(Component data from apps and pages)
▽
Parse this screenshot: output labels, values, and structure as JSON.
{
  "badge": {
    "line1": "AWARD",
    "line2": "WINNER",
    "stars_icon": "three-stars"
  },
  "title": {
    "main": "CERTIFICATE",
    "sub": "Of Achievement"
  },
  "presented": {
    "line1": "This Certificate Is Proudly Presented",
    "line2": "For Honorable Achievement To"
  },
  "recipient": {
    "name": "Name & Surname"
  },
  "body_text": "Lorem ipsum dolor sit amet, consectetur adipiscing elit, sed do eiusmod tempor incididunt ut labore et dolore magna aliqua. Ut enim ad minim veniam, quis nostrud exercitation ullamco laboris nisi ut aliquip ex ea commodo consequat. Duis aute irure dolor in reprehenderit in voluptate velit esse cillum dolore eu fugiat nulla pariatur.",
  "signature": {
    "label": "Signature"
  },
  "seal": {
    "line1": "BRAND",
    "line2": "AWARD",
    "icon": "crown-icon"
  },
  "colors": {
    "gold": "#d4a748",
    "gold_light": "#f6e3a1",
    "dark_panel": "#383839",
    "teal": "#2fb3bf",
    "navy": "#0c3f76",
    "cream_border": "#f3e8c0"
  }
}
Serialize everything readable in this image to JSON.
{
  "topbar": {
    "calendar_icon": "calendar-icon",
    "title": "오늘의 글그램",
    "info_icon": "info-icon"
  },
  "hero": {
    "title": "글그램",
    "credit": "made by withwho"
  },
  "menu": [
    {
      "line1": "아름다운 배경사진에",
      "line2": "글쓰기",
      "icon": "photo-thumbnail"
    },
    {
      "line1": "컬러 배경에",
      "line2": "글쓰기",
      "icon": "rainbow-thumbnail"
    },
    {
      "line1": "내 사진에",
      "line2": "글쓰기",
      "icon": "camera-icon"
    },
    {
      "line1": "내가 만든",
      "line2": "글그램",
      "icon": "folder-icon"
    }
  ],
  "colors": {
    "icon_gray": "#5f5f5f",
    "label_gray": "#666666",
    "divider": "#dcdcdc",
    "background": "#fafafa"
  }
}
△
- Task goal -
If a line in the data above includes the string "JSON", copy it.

- Finished exercise -
Parse this screenshot: output labels, values, and structure as JSON.
Serialize everything readable in this image to JSON.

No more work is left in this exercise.